I tried to implement a Fibonacci retracement algorithm. I have limited knowledge in technical trading so I'm looking for someone to tell me if I managed to implement the strategy sufficiently, and if not, what I did wrong. I am not worried about returns or anything, just want to know if my strategy implementation is logical. Any help is greatly appreciated.

Clone Algorithm
Backtest from to with initial capital
Total Returns
Max Drawdown
Benchmark Returns
Returns 1 Month 3 Month 6 Month 12 Month
Alpha 1 Month 3 Month 6 Month 12 Month
Beta 1 Month 3 Month 6 Month 12 Month
Sharpe 1 Month 3 Month 6 Month 12 Month
Sortino 1 Month 3 Month 6 Month 12 Month
Volatility 1 Month 3 Month 6 Month 12 Month
Max Drawdown 1 Month 3 Month 6 Month 12 Month
# Backtest ID: 59fa6a791bc21f404c2ea856
There was a runtime error.
7 responses

Hi Mustafa,
I'm not very familiar with python, so i won't make any comments on the specifics of your coding, but i am familiar with Fibonacci (Fib) retracements, so i can say a bit about that. Basically, like lots of traditional technical analysis (TA) "indicators", they work SOMETIMES, usually just enough to get you interested, and plenty of people write books with the usual set of "a few well-chosen examples" to show how wonderfully well they work. The problem is that often they don't work. Several studies have been done & documented with histograms to investigate if 0.618, 0.382, etc retracements actually come up more frequently then any other arbitrarily chosen ratios. The finding is that they don't. So yes they "work" (when they work), but they aren't reliable as a stand-alone. If I'm trading (and I have been for > 30 years) and I am already looking for a reason to enter the market, and I see a nice bounce that has just occurred at exactly 0.618, then I usually think: "OK, that's likely to be a reasonably high probability entry point because lots of Fib "true believers" will see & act on it". So, in that sense, I do sometimes make good use of Fib retracements, but as for predicting turning points, no, its just not reliable. I know this doesn't actually answer your question about your code implementation, but at least it might give you some insight as to how worthwhile it is to pursue this specific topic. (I wasted years on it). Cheers, best regards, Tony.
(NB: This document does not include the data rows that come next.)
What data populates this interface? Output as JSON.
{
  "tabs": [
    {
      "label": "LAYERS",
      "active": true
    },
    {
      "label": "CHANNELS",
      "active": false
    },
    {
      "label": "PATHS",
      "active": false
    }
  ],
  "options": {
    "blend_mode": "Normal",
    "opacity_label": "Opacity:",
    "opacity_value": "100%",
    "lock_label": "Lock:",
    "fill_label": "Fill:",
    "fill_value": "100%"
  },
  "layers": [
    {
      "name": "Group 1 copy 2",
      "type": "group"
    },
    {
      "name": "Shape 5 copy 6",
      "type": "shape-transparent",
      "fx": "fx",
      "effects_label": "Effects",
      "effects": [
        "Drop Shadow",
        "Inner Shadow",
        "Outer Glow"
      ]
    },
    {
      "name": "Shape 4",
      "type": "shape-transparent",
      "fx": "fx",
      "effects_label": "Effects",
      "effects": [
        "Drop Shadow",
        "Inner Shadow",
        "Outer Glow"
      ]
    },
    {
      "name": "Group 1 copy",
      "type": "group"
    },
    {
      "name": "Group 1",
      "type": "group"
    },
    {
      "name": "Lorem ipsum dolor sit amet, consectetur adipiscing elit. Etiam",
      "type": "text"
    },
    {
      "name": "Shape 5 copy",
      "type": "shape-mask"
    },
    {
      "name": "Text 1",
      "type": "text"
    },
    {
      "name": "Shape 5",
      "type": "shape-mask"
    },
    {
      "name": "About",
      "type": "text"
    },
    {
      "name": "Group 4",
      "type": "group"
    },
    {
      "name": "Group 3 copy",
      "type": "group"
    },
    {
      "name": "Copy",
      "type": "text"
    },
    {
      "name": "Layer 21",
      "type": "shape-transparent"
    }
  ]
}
Same thing for resistance lines btw, a fun exercise is to draw 10 lines at random on an intraday chart at the beginning of the week and then check back at the end of the week which lines acted as support or resistance.
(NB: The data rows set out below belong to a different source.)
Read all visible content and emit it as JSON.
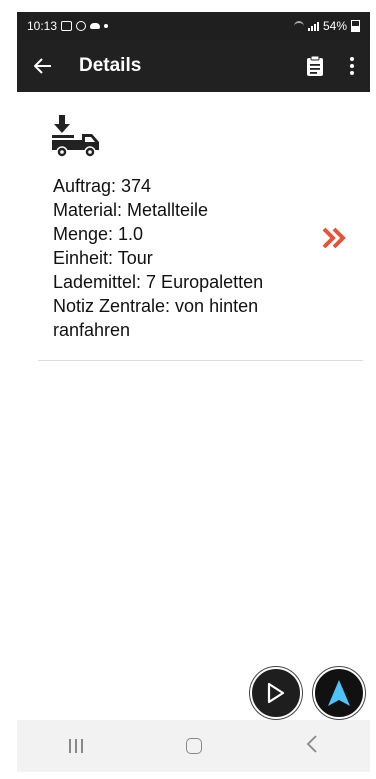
{
  "status_bar": {
    "time": "10:13",
    "battery": "54%"
  },
  "app_bar": {
    "title": "Details"
  },
  "order": {
    "lines": [
      "Auftrag: 374",
      "Material: Metallteile",
      "Menge: 1.0",
      "Einheit: Tour",
      "Lademittel: 7 Europaletten",
      "Notiz Zentrale: von hinten ranfahren"
    ]
  },
  "colors": {
    "app_bar_bg": "#212121",
    "chevron": "#e5533b",
    "nav_fab_arrow": "#4fc3f7"
  },
  "icons": {
    "back": "arrow-left-icon",
    "clipboard": "clipboard-icon",
    "more": "more-vert-icon",
    "truck": "truck-unload-icon",
    "open": "double-chevron-right-icon",
    "play": "play-icon",
    "navigate": "navigation-arrow-icon"
  }
}
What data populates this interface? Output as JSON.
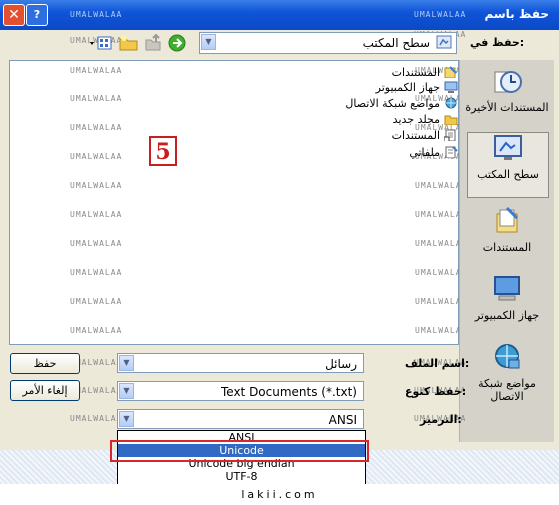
{
  "window": {
    "title": "حفظ باسم",
    "close_glyph": "✕",
    "help_glyph": "?"
  },
  "watermark": "UMALWALAA",
  "toolbar": {
    "save_in_label": "حفظ في:",
    "save_in_value": "سطح المكتب"
  },
  "files": [
    "المستندات",
    "جهاز الكمبيوتر",
    "مواضع شبكة الاتصال",
    "مجلد جديد",
    "المستندات",
    "ملفاتي"
  ],
  "places": [
    "المستندات الأخيرة",
    "سطح المكتب",
    "المستندات",
    "جهاز الكمبيوتر",
    "مواضع شبكة الاتصال"
  ],
  "form": {
    "filename_label": "اسم الملف:",
    "filename_value": "رسائل",
    "type_label": "حفظ كنوع:",
    "type_value": "Text Documents (*.txt)",
    "encoding_label": "الترميز:",
    "encoding_value": "ANSI"
  },
  "buttons": {
    "save": "حفظ",
    "cancel": "إلغاء الأمر"
  },
  "encoding_options": [
    "ANSI",
    "Unicode",
    "Unicode big endian",
    "UTF-8"
  ],
  "selected_encoding": "Unicode",
  "step_badge": "5",
  "footer": "lakii.com",
  "colors": {
    "title_bar": "#0f55d8",
    "selection": "#316ac5",
    "highlight": "#d9262b"
  }
}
Yep, if you put enough lines on a chart some will DEFINITELY work, just ask Mr. Gann ;-))

@Tony Morland thank you for the very helpful response. Do models like the Altman z score and Graham’s intrinsic value formula have more credibility than these technical indicators? I’m not great at finance or anything so I try to pick up on what I can.

Technical Analysis (TA) : That's all the purely price-related stuff.
Fundamentals: Altman's Z-score was designed to predict bankruptcy of companies. Obviously you would generally prefer not to hold long positions in those. It is a bit out of date now and there are newer and better methods, but it is still a good starting point for generating ideas. Warren Buffett's amazingly consistent success over decades is based very much on Benjamin Graham's ideas of fundamental value of companies, updated with the more modern idea of the importance of growth as well.

Some people like fundamentals and some people like technicals, but personally I think that trying to rely on only fundamentals or only TA is like trying to run with only one leg. It can be done (see, but it's damn hard, so why not run with both legs, i.e. combine both TA (price data) and fundamentals. You can think of the fundamentals as telling you WHAT to buy or sell and the TA (price) part as helping with the timing, i.e. the WHEN part.

Thank you Tony that was very helpful!

Here's some info about the more modern successor to the Altman Z-score: